Creating English Fields
First, it was the much-loved Myrrh & Tonka. Then came festive favourite Green Almond & Redcurrant. Now, Céline Roux and Mathilde Bijaoui have teamed up once again on English Fields. We spoke to our Head of Fragrance Development and the Master Perfumer to find out more.
Take us back to the moment you came up with the concept for English Fields.
Céline: Growing up in France I spent my summers in the countryside, surrounded by fields. Since moving to the UK and having spent time in the British countryside, I’ve developed a fascination with the textures, colours and ingredients of grains and the harvest traditions in Britain. That’s when I started to think this could become a scent concept. There’s a beauty to the imperfection of the English landscape – I love the contrast of cultivated fields against the pops of flowers and lush pastures that you can’t control. That was the twist I wanted to capture in this collection.
Why did you decide to create a collection, rather than an individual Cologne?
Céline: It would have been too limiting to stop at one when there are so many flavours to explore. We focused on grains such as wheat, barley and rye, but since they all have different olfactive qualities it felt natural to pair them individually with complementing wild flowers.
Why did you decide to work together again for this project?
Mathilde: I was so happy to work with Jo Malone London again because I love their way of developing fragrances. Making cereals and grains the main focus was a first for me, somewhere I’ve never been before as a perfumer.
Tell us more about each fragrance...
Poppy & Barley
Céline: The poppy was important to this collection as it is quintessentially British and symbolic to this country. Aesthetically they are so bright and vibrant, whereas barley has a cotton-soft texture and nurturing warmth. That contrast is very Jo Malone London.
Primrose & Rye
Mathilde: Primroses are joyful yellow flowers, so I used corn, coconut and mimosa to enhance that rich and hazy solar effect. For a smoky warmth I added rye, which has a spicy hint of vanilla and a real earthiness to it.
Oat & Cornflower
Céline: Mathilde came up with an accord to represent the oats, which are wholesome, mouth- watering and addictive.
Mathilde: To replicate the nuttiness of oats I included hazelnut, then enhanced the fragrance with warm, sweet tobacco and earthy vetiver.
Honey & Crocus
Céline: One of the visions we had for English Fields was of bees flying over the meadows and pollinating flowers, so we wanted a note of honey in one of the fragrances.

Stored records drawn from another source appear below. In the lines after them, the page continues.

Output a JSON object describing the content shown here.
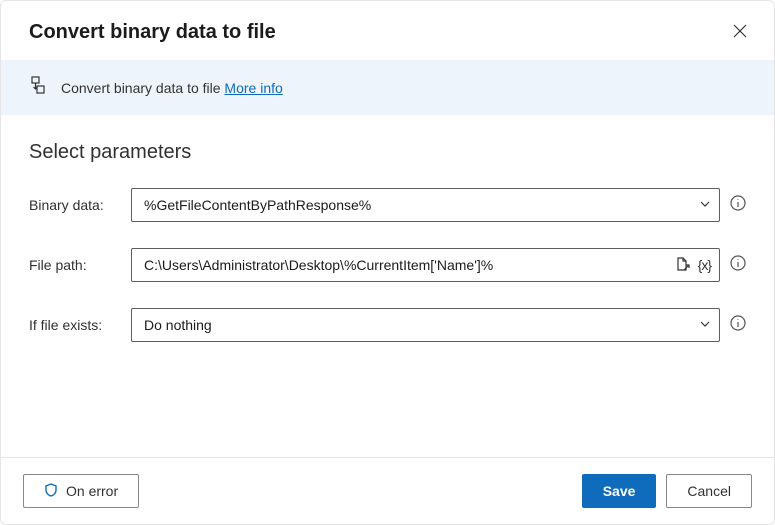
{
  "title": "Convert binary data to file",
  "banner": {
    "text": "Convert binary data to file ",
    "link_label": "More info"
  },
  "section_heading": "Select parameters",
  "fields": {
    "binary": {
      "label": "Binary data:",
      "value": "%GetFileContentByPathResponse%"
    },
    "filepath": {
      "label": "File path:",
      "value": "C:\\Users\\Administrator\\Desktop\\%CurrentItem['Name']%"
    },
    "ifexists": {
      "label": "If file exists:",
      "value": "Do nothing"
    }
  },
  "buttons": {
    "on_error": "On error",
    "save": "Save",
    "cancel": "Cancel"
  }
}
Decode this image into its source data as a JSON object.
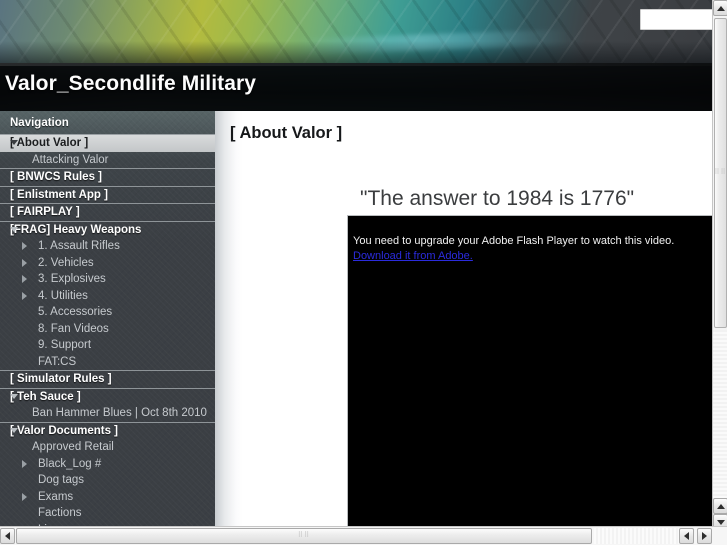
{
  "window": {
    "vertical_scrollbar": {
      "up_arrow_icon": "arrow-up-icon",
      "down_arrow_icon": "arrow-down-icon"
    },
    "horizontal_scrollbar": {
      "left_arrow_icon": "arrow-left-icon",
      "right_arrow_icon": "arrow-right-icon"
    }
  },
  "banner": {
    "search": {
      "value": "",
      "placeholder": ""
    }
  },
  "header": {
    "site_title": "Valor_Secondlife Military"
  },
  "sidebar": {
    "heading": "Navigation",
    "items": [
      {
        "label": "[ About Valor ]",
        "level": "top",
        "icon": "triangle-down-icon",
        "active": true
      },
      {
        "label": "Attacking Valor",
        "level": "child",
        "icon": ""
      },
      {
        "label": "[ BNWCS Rules ]",
        "level": "top",
        "icon": ""
      },
      {
        "label": "[ Enlistment App ]",
        "level": "top",
        "icon": ""
      },
      {
        "label": "[ FAIRPLAY ]",
        "level": "top",
        "icon": ""
      },
      {
        "label": "[FRAG] Heavy Weapons",
        "level": "top",
        "icon": "triangle-down-icon"
      },
      {
        "label": "1. Assault Rifles",
        "level": "child2",
        "icon": "triangle-right-icon"
      },
      {
        "label": "2. Vehicles",
        "level": "child2",
        "icon": "triangle-right-icon"
      },
      {
        "label": "3. Explosives",
        "level": "child2",
        "icon": "triangle-right-icon"
      },
      {
        "label": "4. Utilities",
        "level": "child2",
        "icon": "triangle-right-icon"
      },
      {
        "label": "5. Accessories",
        "level": "child2",
        "icon": ""
      },
      {
        "label": "8. Fan Videos",
        "level": "child2",
        "icon": ""
      },
      {
        "label": "9. Support",
        "level": "child2",
        "icon": ""
      },
      {
        "label": "FAT:CS",
        "level": "child2",
        "icon": ""
      },
      {
        "label": "[ Simulator Rules ]",
        "level": "top",
        "icon": ""
      },
      {
        "label": "[ Teh Sauce ]",
        "level": "top",
        "icon": "triangle-down-icon"
      },
      {
        "label": "Ban Hammer Blues | Oct 8th 2010",
        "level": "child",
        "icon": ""
      },
      {
        "label": "[ Valor Documents ]",
        "level": "top",
        "icon": "triangle-down-icon"
      },
      {
        "label": "Approved Retail",
        "level": "child",
        "icon": ""
      },
      {
        "label": "Black_Log #",
        "level": "child2",
        "icon": "triangle-right-icon"
      },
      {
        "label": "Dog tags",
        "level": "child2",
        "icon": ""
      },
      {
        "label": "Exams",
        "level": "child2",
        "icon": "triangle-right-icon"
      },
      {
        "label": "Factions",
        "level": "child2",
        "icon": ""
      },
      {
        "label": "Linux",
        "level": "child2",
        "icon": ""
      }
    ]
  },
  "content": {
    "page_title": "[ About Valor ]",
    "quote": "\"The answer to 1984 is 1776\"",
    "video": {
      "message": "You need to upgrade your Adobe Flash Player to watch this video.",
      "link_text": "Download it from Adobe."
    }
  },
  "colors": {
    "sidebar_bg": "#3b3f44",
    "sidebar_active_bg": "#d9dbdc",
    "titlebar_bg": "#272c30",
    "link": "#2b2bdd",
    "video_bg": "#000000"
  }
}
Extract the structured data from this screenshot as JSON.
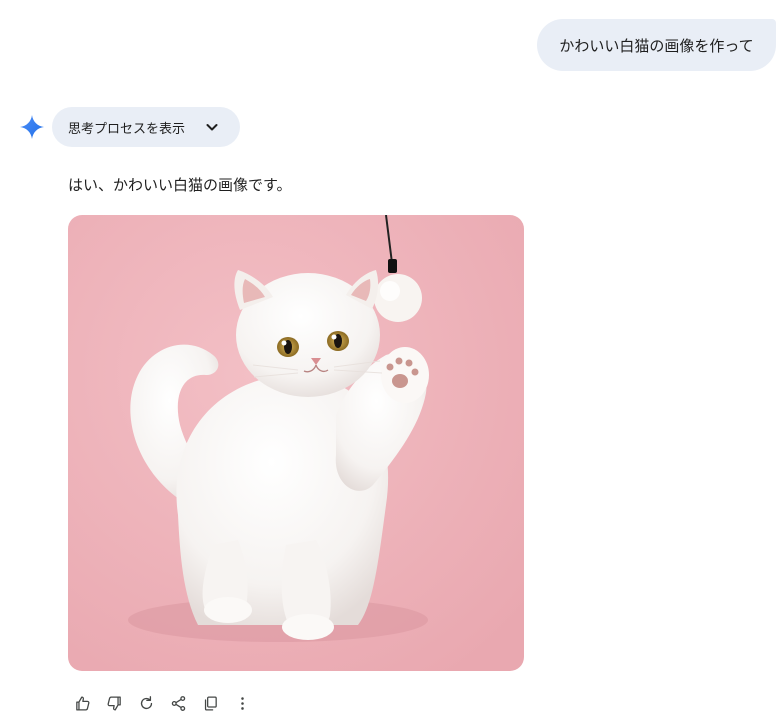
{
  "user_message": {
    "text": "かわいい白猫の画像を作って"
  },
  "assistant": {
    "icon": "gemini-spark-icon",
    "thoughts_toggle": {
      "label": "思考プロセスを表示",
      "icon": "chevron-down-icon"
    },
    "reply": "はい、かわいい白猫の画像です。",
    "image": {
      "subject": "white-cat-playing-with-toy",
      "background": "#f0b7bd"
    },
    "actions": [
      {
        "name": "thumbs-up",
        "icon": "thumbs-up-icon"
      },
      {
        "name": "thumbs-down",
        "icon": "thumbs-down-icon"
      },
      {
        "name": "regenerate",
        "icon": "refresh-icon"
      },
      {
        "name": "share",
        "icon": "share-icon"
      },
      {
        "name": "copy",
        "icon": "copy-icon"
      },
      {
        "name": "more-options",
        "icon": "more-vert-icon"
      }
    ]
  },
  "colors": {
    "bubble": "#e9eef6",
    "spark": "#4285f4",
    "text": "#1f1f1f",
    "icon": "#444746"
  }
}
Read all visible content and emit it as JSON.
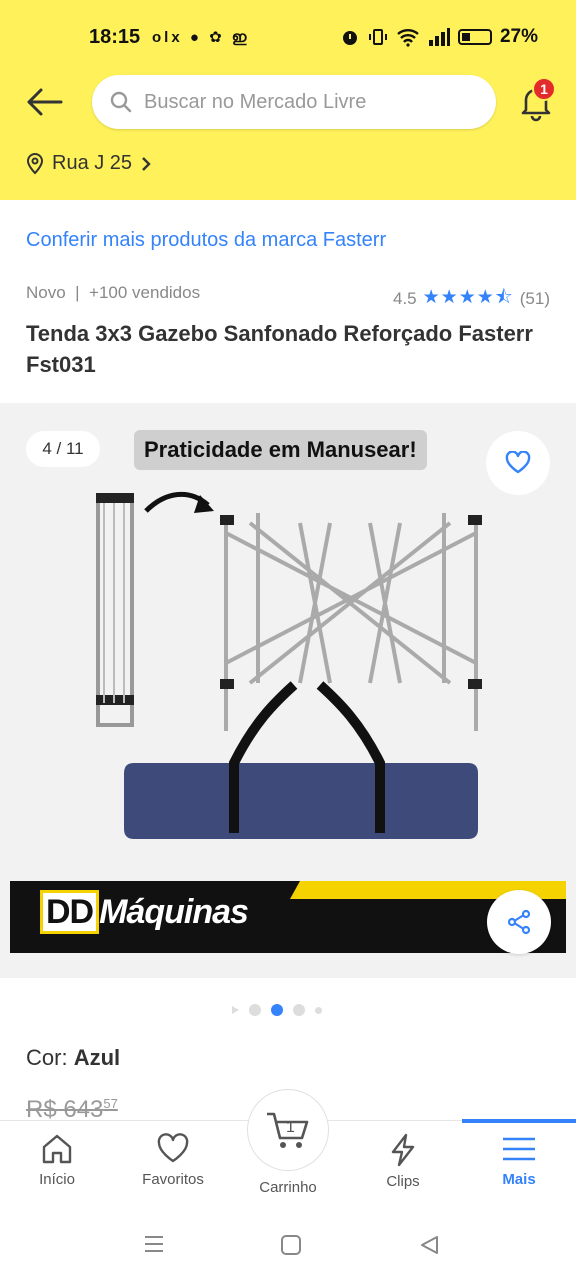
{
  "status_bar": {
    "time": "18:15",
    "app_icons": "olx ● ✿ ഇ",
    "battery": "27%"
  },
  "header": {
    "search_placeholder": "Buscar no Mercado Livre",
    "notification_count": "1",
    "address": "Rua J 25",
    "background_color": "#fff159"
  },
  "product": {
    "brand_link": "Conferir mais produtos da marca Fasterr",
    "condition": "Novo",
    "sold": "+100 vendidos",
    "rating_value": "4.5",
    "rating_count": "(51)",
    "rating_stars": 4.5,
    "title": "Tenda 3x3 Gazebo Sanfonado Reforçado Fasterr Fst031",
    "gallery": {
      "counter": "4 / 11",
      "image_caption": "Praticidade em Manusear!",
      "image_brand": "DDMáquinas",
      "image_brand_dd": "DD",
      "image_brand_rest": "Máquinas"
    },
    "color_label": "Cor: ",
    "color_value": "Azul",
    "old_price": "R$ 643",
    "old_price_cents": "57"
  },
  "bottom_nav": {
    "items": [
      {
        "label": "Início",
        "icon": "home-icon"
      },
      {
        "label": "Favoritos",
        "icon": "heart-icon"
      },
      {
        "label": "Carrinho",
        "icon": "cart-icon",
        "badge": "1"
      },
      {
        "label": "Clips",
        "icon": "bolt-icon"
      },
      {
        "label": "Mais",
        "icon": "menu-icon"
      }
    ],
    "active_color": "#3483fa"
  }
}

Crocus is a quintessential spring flower, and Mathilde was able to combine the two perfectly.
Green Wheat & Meadowsweet
Céline: The idea was to capture the start of spring – that moment when a fresh breeze rustles through fields of young green wheat.
Mathilde: I used grapefruit to draw out the freshness of the wheat. I love what the vetiver brings – it’s an earthy note that really resonated with the grain.